It requires energy to extract bitumen from the vast Alberta oil sands resources, which results in greenhouse gas (GHG) emissions. Even though natural gas, the least carbon intensive fossil fuel is used to produce steam for bitumen recovery from in situ reserves, emissions of GHG continue to increase as the bitumen output is increasing annually. There is an urgent need to develop alternative lower CO 2 avoidance-cost carbon capture technologies, to mitigate these emissions. Chemical looping combustion (CLC) is an inherently CO 2 capture ready steam generation technology and has the potential of lower CO 2 avoidance cost. Cenovus Energy Inc. (Cenovus) engaged ANDRITZ Energy & Environment GmbH (AE&E) and Vienna University of Technology (TUV) to complete a preliminary design of a 10 MW CLC steam generator pilot (CLSG). It is designed to produce 16.5 tonnes per hour of 100 bar 100% quality steam using natural gas. Cenovus plans to install and operate it in its Christina Lake Thermal Project (Host). The Pilot will be completely integrated with the Host who will use the steam for oil production using Cenovus' steam assisted gravity drainage (SAGD) process. The successful demonstration of this Pilot will pave the way for design, construction and operation of commercial CLC boilers by 2020. This paper will discuss the CLSG designs, its development status, the test program to validate the performances of the 10 MW CLSG and the first generation NiO oxygen carrier. © 2013 The Author.

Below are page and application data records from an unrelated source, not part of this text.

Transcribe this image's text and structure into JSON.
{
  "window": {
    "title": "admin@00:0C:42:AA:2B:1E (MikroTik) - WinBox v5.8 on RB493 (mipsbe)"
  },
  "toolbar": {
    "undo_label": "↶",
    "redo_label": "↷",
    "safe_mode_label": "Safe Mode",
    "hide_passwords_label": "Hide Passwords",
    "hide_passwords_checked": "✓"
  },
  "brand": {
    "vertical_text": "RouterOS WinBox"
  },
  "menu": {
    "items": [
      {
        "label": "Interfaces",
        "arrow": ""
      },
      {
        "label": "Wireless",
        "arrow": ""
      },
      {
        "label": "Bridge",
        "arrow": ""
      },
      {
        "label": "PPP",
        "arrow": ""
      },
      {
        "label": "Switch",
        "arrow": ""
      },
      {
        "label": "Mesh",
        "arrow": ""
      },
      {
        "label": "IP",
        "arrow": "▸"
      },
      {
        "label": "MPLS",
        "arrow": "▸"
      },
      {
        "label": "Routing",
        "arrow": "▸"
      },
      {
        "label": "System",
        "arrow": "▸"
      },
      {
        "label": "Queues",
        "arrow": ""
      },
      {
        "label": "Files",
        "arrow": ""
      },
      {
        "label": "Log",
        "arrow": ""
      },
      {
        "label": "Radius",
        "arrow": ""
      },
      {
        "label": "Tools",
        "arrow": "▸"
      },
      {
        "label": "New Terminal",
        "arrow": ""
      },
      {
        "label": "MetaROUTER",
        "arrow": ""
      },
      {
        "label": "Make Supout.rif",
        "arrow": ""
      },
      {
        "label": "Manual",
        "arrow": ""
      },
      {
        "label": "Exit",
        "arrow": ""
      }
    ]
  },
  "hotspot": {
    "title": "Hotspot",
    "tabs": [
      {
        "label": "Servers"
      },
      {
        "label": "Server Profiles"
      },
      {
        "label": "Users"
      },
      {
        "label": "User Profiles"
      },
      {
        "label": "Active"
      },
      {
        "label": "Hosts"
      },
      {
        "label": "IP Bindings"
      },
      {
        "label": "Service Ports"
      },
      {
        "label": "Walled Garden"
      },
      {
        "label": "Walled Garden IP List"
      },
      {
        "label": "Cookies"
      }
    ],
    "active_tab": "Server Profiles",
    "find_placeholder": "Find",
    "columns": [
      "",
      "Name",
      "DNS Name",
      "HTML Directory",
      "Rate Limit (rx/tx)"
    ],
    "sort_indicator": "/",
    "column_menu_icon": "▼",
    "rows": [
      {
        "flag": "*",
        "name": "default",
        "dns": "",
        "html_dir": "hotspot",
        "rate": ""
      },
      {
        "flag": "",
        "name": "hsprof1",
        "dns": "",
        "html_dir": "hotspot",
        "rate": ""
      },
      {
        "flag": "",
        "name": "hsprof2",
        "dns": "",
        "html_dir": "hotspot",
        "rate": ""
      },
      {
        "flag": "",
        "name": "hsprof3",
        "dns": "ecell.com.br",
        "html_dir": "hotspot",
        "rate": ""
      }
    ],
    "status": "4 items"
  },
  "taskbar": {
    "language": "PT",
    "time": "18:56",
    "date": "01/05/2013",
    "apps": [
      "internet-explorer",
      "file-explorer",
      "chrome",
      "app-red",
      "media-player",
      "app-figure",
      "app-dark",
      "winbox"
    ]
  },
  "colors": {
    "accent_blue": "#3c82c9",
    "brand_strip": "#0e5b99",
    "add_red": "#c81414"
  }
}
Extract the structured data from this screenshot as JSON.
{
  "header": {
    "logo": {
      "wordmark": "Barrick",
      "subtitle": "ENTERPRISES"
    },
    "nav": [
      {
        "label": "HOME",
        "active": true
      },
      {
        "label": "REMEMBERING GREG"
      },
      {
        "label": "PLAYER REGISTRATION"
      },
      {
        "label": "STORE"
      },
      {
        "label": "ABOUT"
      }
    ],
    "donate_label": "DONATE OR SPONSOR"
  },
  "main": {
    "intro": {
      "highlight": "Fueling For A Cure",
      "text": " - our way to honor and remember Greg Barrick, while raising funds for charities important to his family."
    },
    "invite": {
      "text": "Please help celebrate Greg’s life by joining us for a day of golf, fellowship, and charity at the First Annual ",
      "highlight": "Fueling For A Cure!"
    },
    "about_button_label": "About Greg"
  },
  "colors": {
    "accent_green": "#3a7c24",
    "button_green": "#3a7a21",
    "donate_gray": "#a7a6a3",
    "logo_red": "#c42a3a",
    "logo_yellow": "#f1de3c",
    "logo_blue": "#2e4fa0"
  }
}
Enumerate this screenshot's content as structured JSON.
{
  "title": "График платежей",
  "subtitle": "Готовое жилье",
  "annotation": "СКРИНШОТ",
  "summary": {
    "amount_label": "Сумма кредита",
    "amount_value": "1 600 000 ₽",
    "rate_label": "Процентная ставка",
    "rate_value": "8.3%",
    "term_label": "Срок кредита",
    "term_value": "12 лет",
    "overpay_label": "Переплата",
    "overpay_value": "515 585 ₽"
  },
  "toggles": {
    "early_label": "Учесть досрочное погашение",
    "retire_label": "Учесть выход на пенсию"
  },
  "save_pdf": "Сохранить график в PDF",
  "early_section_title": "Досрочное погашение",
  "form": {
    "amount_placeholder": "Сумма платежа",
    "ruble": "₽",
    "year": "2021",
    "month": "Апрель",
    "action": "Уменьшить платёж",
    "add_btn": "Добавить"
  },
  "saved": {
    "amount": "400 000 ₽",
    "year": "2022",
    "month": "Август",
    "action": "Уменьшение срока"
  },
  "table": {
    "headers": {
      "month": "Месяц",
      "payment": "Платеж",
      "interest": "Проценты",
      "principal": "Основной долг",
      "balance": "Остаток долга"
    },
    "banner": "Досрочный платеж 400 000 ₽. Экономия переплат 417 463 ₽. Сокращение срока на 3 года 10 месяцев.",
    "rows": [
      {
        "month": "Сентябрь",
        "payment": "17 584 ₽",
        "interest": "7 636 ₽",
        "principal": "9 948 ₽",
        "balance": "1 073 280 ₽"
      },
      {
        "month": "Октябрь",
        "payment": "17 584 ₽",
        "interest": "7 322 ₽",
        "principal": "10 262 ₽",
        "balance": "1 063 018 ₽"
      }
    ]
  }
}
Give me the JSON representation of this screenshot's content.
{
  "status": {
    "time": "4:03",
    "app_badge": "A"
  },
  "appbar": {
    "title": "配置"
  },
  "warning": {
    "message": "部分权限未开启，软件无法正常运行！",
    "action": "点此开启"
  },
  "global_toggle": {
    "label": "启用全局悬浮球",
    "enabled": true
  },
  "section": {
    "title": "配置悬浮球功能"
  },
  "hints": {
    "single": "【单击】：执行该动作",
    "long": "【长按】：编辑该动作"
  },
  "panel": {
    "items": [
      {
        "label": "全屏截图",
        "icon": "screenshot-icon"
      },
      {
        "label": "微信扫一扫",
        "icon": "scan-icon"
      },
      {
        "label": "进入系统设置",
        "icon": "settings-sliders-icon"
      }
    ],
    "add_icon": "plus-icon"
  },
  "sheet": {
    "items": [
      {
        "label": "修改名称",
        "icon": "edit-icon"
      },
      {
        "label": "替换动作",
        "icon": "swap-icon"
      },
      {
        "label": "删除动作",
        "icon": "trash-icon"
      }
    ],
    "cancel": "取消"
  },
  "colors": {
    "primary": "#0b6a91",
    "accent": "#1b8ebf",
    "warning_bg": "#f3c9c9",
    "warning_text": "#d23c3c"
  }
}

Sit, S. P., Reed, A., Hohenwarter, U., Horn, V., Marx, K., & Proell, T. (2013). Cenovus 10 MW CLC field pilot. In Energy Procedia (Vol. 37, pp. 671–676). Elsevier Ltd. https://doi.org/10.1016/j.egypro.2013.05.155